I once was worked at a company with a knowledge management system, and one day I was reminded we had it so I logged in. The most recent message was a couple of weeks old from our CTO. He had posted a single question: “Does anyone still use this?” I laughed to myself and logged out.
But are knowledge management systems doomed to fail?
In a reaction to recent posts on serious problems with document management and enterprise search, Stephen Fishman, in his article “The End of Knowledge Management is Already Here” in CMS Wire, argues for a resetting of the goal posts for knowledge management. Fishman’s argument is essentially twofold. First, he argues that knowledge management search can never compare with Google search. Second, he argues that members of the organization won’t use the tool simply because you built it because they lack the understanding that they “stand on the shoulders of those who came before them.”

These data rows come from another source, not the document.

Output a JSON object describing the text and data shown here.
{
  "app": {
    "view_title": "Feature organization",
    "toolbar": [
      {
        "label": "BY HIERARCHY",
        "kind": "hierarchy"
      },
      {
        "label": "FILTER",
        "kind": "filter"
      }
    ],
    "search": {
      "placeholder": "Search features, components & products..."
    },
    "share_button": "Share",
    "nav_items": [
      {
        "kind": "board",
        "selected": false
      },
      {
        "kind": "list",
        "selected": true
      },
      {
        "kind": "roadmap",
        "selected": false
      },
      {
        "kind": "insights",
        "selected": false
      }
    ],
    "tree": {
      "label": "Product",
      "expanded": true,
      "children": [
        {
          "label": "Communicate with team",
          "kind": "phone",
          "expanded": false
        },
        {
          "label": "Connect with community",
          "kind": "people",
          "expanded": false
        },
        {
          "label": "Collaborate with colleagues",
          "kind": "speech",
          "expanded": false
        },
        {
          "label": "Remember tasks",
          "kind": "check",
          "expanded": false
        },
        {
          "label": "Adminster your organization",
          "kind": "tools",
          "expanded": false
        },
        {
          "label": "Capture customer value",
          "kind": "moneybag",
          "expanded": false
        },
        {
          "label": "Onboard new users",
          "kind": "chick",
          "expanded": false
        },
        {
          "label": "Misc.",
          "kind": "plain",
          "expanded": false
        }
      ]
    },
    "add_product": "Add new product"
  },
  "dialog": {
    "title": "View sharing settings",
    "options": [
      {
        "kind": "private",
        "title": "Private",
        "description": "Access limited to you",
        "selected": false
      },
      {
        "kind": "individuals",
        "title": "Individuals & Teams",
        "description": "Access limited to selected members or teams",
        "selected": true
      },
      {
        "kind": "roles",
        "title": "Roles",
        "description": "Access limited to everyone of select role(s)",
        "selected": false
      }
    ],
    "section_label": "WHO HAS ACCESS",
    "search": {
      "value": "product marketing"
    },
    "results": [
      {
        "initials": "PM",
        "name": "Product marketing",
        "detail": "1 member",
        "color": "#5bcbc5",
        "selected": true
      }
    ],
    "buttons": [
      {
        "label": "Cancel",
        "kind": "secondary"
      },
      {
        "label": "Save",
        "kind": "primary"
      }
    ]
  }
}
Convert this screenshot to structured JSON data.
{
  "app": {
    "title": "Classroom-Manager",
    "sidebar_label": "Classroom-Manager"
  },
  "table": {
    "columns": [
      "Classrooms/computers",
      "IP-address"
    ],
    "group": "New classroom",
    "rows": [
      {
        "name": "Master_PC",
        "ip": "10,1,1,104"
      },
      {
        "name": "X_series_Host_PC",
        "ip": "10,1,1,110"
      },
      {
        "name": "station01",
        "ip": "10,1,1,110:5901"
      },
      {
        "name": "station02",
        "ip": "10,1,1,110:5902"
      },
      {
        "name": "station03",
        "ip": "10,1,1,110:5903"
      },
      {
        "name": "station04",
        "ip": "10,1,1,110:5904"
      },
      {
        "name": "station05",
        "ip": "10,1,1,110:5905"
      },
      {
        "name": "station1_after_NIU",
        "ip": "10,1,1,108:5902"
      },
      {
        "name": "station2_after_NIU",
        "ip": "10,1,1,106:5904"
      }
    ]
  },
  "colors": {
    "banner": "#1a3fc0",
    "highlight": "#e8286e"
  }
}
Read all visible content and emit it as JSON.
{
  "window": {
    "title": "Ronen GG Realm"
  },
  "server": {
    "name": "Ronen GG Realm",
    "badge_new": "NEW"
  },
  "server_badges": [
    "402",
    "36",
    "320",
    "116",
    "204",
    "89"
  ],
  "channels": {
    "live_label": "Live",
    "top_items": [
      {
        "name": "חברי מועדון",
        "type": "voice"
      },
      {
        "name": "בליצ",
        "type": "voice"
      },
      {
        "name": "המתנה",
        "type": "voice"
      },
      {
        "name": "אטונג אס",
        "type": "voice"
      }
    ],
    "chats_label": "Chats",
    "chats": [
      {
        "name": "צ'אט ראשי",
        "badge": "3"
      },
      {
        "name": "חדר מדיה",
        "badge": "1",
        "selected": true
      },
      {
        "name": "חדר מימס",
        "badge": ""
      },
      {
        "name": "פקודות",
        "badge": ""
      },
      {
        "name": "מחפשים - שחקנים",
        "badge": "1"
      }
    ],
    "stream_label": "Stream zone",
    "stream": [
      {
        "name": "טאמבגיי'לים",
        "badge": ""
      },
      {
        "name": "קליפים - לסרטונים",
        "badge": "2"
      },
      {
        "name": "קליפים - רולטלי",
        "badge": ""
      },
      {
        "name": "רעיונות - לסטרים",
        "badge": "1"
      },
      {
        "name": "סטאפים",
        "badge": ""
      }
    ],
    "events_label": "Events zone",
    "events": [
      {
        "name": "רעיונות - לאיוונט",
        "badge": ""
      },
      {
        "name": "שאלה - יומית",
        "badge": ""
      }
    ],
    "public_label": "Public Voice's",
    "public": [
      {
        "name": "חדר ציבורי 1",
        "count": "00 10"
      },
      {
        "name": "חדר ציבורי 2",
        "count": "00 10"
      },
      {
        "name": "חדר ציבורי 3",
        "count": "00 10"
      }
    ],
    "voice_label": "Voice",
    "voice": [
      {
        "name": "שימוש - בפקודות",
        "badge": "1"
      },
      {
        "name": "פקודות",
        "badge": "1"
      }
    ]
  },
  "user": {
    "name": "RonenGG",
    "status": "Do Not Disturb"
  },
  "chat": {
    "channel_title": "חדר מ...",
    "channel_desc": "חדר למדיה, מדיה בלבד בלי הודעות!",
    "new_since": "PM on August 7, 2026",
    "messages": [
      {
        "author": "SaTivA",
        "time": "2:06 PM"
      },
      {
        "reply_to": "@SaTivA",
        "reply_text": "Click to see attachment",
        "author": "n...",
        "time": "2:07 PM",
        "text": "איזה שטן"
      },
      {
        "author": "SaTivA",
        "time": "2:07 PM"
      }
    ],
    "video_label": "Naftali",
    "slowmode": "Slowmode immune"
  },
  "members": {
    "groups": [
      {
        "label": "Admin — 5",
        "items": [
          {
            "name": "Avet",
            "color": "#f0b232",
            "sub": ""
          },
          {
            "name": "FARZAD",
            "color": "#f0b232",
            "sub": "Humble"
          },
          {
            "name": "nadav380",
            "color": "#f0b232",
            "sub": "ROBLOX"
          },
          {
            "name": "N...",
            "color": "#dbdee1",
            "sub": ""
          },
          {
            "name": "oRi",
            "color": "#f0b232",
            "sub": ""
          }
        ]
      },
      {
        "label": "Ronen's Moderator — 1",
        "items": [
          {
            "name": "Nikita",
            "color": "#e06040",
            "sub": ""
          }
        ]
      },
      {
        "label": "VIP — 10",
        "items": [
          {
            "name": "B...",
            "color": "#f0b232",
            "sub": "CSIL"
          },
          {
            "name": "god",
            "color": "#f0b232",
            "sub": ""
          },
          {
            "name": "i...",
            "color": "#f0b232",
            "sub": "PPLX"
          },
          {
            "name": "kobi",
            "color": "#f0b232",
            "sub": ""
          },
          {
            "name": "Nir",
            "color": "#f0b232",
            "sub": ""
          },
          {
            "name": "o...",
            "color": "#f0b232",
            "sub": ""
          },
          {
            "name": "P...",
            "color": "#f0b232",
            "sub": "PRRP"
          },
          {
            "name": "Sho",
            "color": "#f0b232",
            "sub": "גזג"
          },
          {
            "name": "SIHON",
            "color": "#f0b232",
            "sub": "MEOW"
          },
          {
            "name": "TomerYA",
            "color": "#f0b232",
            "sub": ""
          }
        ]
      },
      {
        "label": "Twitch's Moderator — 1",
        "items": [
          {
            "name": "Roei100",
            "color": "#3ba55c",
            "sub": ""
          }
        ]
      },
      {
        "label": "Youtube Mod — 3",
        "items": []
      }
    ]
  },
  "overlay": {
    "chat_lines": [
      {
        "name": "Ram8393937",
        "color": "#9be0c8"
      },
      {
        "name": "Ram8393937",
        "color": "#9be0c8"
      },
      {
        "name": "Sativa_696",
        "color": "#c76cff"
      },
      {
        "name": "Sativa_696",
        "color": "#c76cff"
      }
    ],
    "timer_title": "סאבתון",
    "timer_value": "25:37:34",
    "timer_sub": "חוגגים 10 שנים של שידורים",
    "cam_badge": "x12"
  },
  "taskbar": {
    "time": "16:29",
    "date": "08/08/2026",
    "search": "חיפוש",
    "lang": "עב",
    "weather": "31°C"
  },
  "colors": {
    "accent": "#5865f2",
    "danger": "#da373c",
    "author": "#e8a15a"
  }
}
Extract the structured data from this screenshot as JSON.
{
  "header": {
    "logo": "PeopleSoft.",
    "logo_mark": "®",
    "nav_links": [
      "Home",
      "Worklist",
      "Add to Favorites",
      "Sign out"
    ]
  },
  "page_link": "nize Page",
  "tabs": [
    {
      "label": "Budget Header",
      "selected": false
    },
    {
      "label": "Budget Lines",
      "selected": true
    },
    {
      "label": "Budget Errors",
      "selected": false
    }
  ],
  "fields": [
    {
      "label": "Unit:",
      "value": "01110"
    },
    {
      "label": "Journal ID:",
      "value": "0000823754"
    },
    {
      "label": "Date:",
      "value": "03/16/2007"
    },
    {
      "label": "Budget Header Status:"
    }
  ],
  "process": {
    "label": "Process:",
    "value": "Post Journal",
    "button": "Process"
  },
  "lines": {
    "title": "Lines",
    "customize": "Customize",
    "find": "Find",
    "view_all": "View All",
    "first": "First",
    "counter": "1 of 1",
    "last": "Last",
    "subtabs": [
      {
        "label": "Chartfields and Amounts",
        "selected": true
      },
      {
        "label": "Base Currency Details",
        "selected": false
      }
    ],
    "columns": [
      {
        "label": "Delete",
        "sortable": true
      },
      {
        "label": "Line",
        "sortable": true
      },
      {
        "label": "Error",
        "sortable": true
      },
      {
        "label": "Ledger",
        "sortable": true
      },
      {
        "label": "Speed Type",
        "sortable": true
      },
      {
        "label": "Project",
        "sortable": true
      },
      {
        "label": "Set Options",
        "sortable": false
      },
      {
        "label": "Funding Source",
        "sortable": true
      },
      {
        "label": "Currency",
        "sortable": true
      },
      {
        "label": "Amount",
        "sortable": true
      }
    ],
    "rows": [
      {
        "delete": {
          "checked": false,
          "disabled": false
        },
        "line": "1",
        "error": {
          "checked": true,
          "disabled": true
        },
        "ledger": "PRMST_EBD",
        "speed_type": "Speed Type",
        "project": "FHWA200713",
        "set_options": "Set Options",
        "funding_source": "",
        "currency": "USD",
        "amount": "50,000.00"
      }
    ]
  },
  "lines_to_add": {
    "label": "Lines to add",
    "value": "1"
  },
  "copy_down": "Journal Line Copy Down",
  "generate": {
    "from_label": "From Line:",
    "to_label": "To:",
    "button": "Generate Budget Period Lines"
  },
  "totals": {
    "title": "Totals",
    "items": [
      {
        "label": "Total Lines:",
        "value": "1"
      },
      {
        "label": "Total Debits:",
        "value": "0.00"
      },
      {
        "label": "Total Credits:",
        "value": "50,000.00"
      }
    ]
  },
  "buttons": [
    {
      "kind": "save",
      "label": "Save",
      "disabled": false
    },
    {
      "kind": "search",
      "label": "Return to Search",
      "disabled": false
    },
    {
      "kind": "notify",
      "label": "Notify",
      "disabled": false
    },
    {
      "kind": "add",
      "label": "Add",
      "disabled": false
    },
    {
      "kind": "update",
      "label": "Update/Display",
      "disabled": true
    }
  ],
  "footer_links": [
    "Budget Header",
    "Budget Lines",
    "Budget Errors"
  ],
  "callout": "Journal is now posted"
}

It’s true that many knowledge management tools lack the sophistication of Google for a “simple” search, but some have very solid search functionality. Search should not be the only means of finding material in a knowledge management system. Better systems have means of tagging items, categorizing them, and relating them to other pieces of content that makes the acquisition of knowledge simpler and more relational. In fact, because the people that set up the system understand the company and its needs, proper categorization of materials should enable the searcher to find information relatively easily.
The second argument is the argument that I find most important and agree with. What I don’t agree with is the inevitability of the conclusion. As many who have used knowledge management systems in the past know, they are only doomed to fail if the tool isn’t powerful and easy – and if they organization fails to properly implement and care for it.
In his paper “Critical Factors In The Successful Implementation Of Knowledge Management” in the Journal of Knowledge Management Practice, Chong Siong Choy provides tremendous insight into what’s necessary for a successful knowledge management implementation. Key among his findings are a series of eleven propositions Chong makes for successful implementation. Not surprisingly, the focus of implementation is on people rather than the technology or even process.
The 11 Factors to Successful Knowledge Management Implementation:
- Employee training
- Employee involvement
- Open and trustworthy teamwork
- Employee empowerment
- Visible top management leadership and commitment
- Information systems infrastructure
- Performance measurement
- Knowledge-friendly culture
- Knowledge structure
- Elimination of organizational constraints
Organizations that implement knowledge management with the right tool following the practices outlined above will thrive. With a proper solution, they can measure this through metrics of engagement. Good tools will have analytics and reports that allow you not only to measure employee activity but also to ensure the knowledge the tool contains is relevant, accurate, and important to the company.
Knowledge management isn’t dead. But it may be at a point of reckoning. We’ve tried installing systems with an implementation plan built on nothing but hope. Having learned that this doesn’t work, organizations need to find a system proven to get results — and to implement it according to a plan similar to the 11-point plan outlined here.